* **Aim of the exercise**
Every record below should be printed exactly, except for the pictures.

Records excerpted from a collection
##############################
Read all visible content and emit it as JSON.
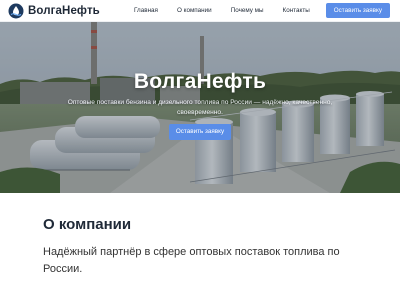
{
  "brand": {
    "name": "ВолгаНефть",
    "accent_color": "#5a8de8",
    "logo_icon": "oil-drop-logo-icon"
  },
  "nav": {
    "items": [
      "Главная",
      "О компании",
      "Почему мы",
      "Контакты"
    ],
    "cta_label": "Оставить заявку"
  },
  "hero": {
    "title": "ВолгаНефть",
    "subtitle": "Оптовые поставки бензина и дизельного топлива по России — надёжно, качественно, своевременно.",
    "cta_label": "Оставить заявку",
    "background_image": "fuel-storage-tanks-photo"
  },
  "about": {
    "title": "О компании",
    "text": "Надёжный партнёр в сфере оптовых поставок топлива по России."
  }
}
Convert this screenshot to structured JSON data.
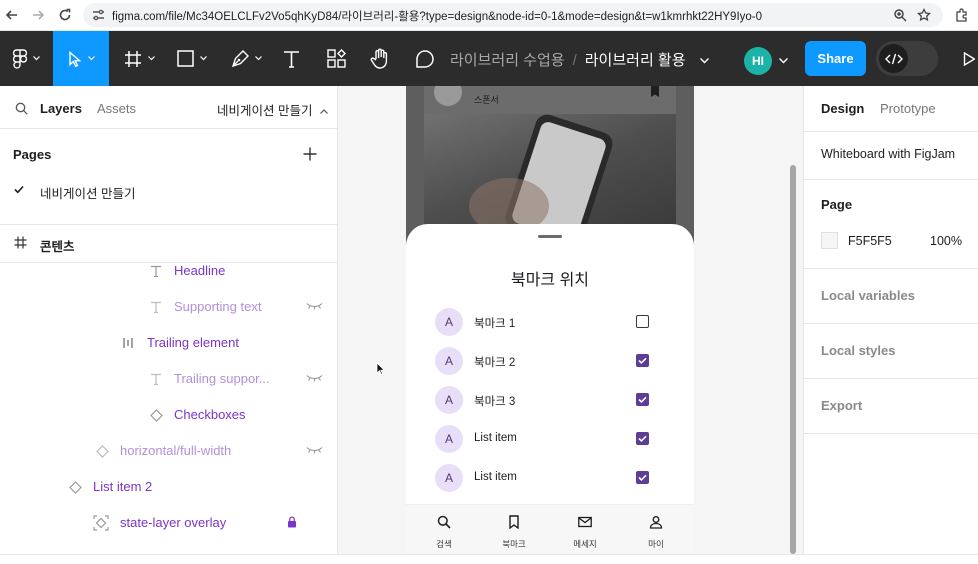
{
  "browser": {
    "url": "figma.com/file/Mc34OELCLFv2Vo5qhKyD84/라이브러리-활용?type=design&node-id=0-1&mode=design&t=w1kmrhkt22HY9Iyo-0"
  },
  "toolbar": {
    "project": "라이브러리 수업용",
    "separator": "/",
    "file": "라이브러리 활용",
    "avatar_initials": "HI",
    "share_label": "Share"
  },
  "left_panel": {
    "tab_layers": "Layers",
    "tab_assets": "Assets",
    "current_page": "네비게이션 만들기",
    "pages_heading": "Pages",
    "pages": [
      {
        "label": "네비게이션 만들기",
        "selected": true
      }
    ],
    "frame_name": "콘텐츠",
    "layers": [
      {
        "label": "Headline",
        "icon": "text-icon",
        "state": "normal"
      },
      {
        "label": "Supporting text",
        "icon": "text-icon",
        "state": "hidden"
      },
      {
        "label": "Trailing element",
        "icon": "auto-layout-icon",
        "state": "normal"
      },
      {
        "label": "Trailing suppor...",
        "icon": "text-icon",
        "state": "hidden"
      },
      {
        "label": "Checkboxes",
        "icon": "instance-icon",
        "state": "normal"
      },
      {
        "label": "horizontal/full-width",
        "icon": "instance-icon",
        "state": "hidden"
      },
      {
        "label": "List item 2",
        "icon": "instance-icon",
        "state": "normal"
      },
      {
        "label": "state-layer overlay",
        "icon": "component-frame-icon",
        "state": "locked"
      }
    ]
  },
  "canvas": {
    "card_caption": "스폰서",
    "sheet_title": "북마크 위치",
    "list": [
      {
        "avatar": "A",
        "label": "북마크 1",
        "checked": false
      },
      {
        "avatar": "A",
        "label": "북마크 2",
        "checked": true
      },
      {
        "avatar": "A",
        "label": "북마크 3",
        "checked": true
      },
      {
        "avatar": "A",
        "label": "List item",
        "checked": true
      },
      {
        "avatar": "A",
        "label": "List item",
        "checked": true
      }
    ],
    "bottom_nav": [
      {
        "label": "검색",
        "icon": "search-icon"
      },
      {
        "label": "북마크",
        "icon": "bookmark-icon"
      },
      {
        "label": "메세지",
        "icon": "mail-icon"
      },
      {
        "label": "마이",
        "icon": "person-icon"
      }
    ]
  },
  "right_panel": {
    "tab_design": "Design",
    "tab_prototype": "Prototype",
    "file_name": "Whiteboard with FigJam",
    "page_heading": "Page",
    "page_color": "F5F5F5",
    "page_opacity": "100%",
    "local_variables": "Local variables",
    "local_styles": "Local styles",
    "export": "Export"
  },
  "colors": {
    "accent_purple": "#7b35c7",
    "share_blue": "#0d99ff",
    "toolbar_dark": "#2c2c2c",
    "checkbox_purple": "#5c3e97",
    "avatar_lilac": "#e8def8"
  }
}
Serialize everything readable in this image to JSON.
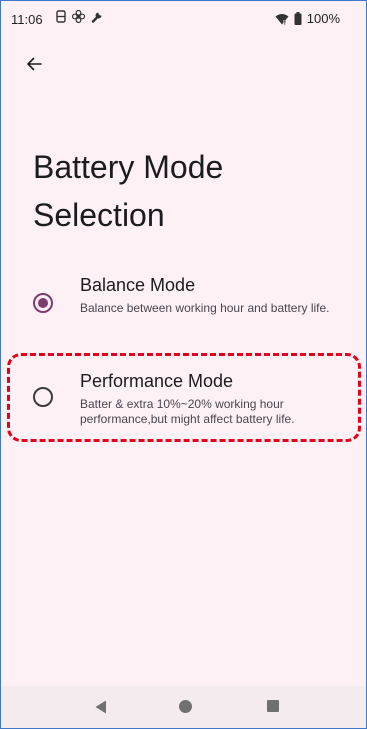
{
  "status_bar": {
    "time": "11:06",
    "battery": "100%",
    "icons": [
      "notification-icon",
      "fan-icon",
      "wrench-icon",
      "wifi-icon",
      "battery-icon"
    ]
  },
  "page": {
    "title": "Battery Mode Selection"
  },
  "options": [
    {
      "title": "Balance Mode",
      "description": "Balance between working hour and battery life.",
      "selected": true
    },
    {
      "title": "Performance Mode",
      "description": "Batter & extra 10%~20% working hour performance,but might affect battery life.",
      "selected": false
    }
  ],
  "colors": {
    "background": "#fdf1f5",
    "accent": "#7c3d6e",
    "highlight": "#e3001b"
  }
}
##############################
* **The completed task**
Read all visible content and emit it as JSON.
{
  "brand": {
    "name": "ВолгаНефть",
    "accent_color": "#5a8de8",
    "logo_icon": "oil-drop-logo-icon"
  },
  "nav": {
    "items": [
      "Главная",
      "О компании",
      "Почему мы",
      "Контакты"
    ],
    "cta_label": "Оставить заявку"
  },
  "hero": {
    "title": "ВолгаНефть",
    "subtitle": "Оптовые поставки бензина и дизельного топлива по России — надёжно, качественно, своевременно.",
    "cta_label": "Оставить заявку",
    "background_image": "fuel-storage-tanks-photo"
  },
  "about": {
    "title": "О компании",
    "text": "Надёжный партнёр в сфере оптовых поставок топлива по России."
  }
}
Convert this screenshot to structured JSON data.
{
  "browser": {
    "url": "figma.com/file/Mc34OELCLFv2Vo5qhKyD84/라이브러리-활용?type=design&node-id=0-1&mode=design&t=w1kmrhkt22HY9Iyo-0"
  },
  "toolbar": {
    "project": "라이브러리 수업용",
    "separator": "/",
    "file": "라이브러리 활용",
    "avatar_initials": "HI",
    "share_label": "Share"
  },
  "left_panel": {
    "tab_layers": "Layers",
    "tab_assets": "Assets",
    "current_page": "네비게이션 만들기",
    "pages_heading": "Pages",
    "pages": [
      {
        "label": "네비게이션 만들기",
        "selected": true
      }
    ],
    "frame_name": "콘텐츠",
    "layers": [
      {
        "label": "Headline",
        "icon": "text-icon",
        "state": "normal"
      },
      {
        "label": "Supporting text",
        "icon": "text-icon",
        "state": "hidden"
      },
      {
        "label": "Trailing element",
        "icon": "auto-layout-icon",
        "state": "normal"
      },
      {
        "label": "Trailing suppor...",
        "icon": "text-icon",
        "state": "hidden"
      },
      {
        "label": "Checkboxes",
        "icon": "instance-icon",
        "state": "normal"
      },
      {
        "label": "horizontal/full-width",
        "icon": "instance-icon",
        "state": "hidden"
      },
      {
        "label": "List item 2",
        "icon": "instance-icon",
        "state": "normal"
      },
      {
        "label": "state-layer overlay",
        "icon": "component-frame-icon",
        "state": "locked"
      }
    ]
  },
  "canvas": {
    "card_caption": "스폰서",
    "sheet_title": "북마크 위치",
    "list": [
      {
        "avatar": "A",
        "label": "북마크 1",
        "checked": false
      },
      {
        "avatar": "A",
        "label": "북마크 2",
        "checked": true
      },
      {
        "avatar": "A",
        "label": "북마크 3",
        "checked": true
      },
      {
        "avatar": "A",
        "label": "List item",
        "checked": true
      },
      {
        "avatar": "A",
        "label": "List item",
        "checked": true
      }
    ],
    "bottom_nav": [
      {
        "label": "검색",
        "icon": "search-icon"
      },
      {
        "label": "북마크",
        "icon": "bookmark-icon"
      },
      {
        "label": "메세지",
        "icon": "mail-icon"
      },
      {
        "label": "마이",
        "icon": "person-icon"
      }
    ]
  },
  "right_panel": {
    "tab_design": "Design",
    "tab_prototype": "Prototype",
    "file_name": "Whiteboard with FigJam",
    "page_heading": "Page",
    "page_color": "F5F5F5",
    "page_opacity": "100%",
    "local_variables": "Local variables",
    "local_styles": "Local styles",
    "export": "Export"
  },
  "colors": {
    "accent_purple": "#7b35c7",
    "share_blue": "#0d99ff",
    "toolbar_dark": "#2c2c2c",
    "checkbox_purple": "#5c3e97",
    "avatar_lilac": "#e8def8"
  }
}
Serialize everything readable in this image to JSON.
{
  "status_bar": {
    "time": "11:06",
    "battery": "100%",
    "icons": [
      "notification-icon",
      "fan-icon",
      "wrench-icon",
      "wifi-icon",
      "battery-icon"
    ]
  },
  "page": {
    "title": "Battery Mode Selection"
  },
  "options": [
    {
      "title": "Balance Mode",
      "description": "Balance between working hour and battery life.",
      "selected": true
    },
    {
      "title": "Performance Mode",
      "description": "Batter & extra 10%~20% working hour performance,but might affect battery life.",
      "selected": false
    }
  ],
  "colors": {
    "background": "#fdf1f5",
    "accent": "#7c3d6e",
    "highlight": "#e3001b"
  }
}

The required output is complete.